Then, Isham introduces electronic textures and strings, which are the root of the following motive, where an Irish flute adds a celtic sound (penny whistle), while accompanies the getaway of the brothers with Mrs. Soffel.
The Irish flute appear at other times of the suite, accompanied by some truly brilliant musical passages, particularly one in which the penny whistle and violin get a minimalist motif, with a repeated ostinato forming of piano and electronic music, involving the whole theme (a musical passage typical of future works of Isham, like Nell, Fly Away Home, Of Mice and Men and A River Runs Through It), reappearing more melancholy in the final stretch, in a more leisurely and broken form (the epilogue).

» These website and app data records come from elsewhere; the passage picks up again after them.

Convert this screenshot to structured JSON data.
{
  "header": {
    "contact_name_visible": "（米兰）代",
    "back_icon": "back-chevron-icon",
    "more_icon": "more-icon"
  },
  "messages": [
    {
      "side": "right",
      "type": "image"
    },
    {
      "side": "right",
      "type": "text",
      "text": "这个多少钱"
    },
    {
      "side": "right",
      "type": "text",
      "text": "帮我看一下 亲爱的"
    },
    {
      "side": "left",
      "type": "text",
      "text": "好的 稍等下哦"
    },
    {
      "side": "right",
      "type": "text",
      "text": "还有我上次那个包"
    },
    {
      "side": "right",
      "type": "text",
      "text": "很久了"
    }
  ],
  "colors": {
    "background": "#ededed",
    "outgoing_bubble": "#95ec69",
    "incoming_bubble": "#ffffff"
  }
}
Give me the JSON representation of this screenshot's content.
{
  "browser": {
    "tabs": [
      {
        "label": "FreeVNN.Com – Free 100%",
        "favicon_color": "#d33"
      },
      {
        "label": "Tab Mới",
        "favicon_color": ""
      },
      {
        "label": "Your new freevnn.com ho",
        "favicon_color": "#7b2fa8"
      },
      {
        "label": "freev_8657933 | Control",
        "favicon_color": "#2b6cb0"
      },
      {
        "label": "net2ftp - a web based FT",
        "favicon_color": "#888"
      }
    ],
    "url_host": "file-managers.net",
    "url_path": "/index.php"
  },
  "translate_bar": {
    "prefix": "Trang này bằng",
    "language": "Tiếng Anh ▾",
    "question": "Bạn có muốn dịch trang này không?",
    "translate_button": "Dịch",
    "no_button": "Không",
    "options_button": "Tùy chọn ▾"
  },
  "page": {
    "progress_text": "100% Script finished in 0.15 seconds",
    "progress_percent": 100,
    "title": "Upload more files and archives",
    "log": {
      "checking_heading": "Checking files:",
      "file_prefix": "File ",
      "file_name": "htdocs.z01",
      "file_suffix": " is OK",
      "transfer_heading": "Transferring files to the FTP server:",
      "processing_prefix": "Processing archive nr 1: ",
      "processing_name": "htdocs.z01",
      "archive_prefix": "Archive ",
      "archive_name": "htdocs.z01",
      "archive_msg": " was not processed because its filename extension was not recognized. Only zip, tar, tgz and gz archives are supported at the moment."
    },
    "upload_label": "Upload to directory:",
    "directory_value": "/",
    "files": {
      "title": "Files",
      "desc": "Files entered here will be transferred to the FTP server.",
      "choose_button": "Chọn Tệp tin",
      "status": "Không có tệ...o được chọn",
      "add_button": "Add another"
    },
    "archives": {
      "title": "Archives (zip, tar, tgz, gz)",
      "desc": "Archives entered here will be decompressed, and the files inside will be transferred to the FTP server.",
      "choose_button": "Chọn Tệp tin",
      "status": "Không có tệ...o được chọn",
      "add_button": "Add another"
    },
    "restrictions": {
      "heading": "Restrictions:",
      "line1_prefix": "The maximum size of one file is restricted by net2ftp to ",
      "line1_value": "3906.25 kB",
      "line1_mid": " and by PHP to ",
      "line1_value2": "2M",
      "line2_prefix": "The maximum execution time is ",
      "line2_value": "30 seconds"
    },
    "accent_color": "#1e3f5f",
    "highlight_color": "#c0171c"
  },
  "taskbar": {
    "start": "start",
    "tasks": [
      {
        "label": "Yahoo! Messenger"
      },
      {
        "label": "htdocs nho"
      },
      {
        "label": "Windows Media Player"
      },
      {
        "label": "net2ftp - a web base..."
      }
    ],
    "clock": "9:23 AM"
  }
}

Again, we find Mark Adler as the manager of the string arrangements and as director and conductor of orchestral elements.
In that year, he composed the music of the documentary The Times of Harvey Milk, which tells the story of the famous Mayor Harvey Milk, the first gay mayor came to power in the U.S., which ended up being killed.
Isham used just electronics and trumpet to put music to this piece of American history, which would rise with the Oscar for best documentary in 1984 (an excellent brooch to the career of Mark Isham).
8 minutes and a half have been included in the CD of Windham Hill, a short but interesting musical journey of Mark Isham, in the line of his new age music (Vapor Drawings), ethereal and surround (becoming a truly relaxing musical experience) and where the emergence of the trumpet (the touch Isham) adds a sense of melancholy and lonely (even patriotic at times) to this short suite, which again returns to strengthen the talent of the composer in a new medium, the documentary.
Finally, highlight the participation of Mark Isham in the score of Country (1984) by composer Charles Gross, edited by Windham Hill, where Isham serves Gross in the theme Chants, where he used synthesizers, piano, trumpet and flugelhorn, for this rural drama produced by Disney, starring Jessica Lange.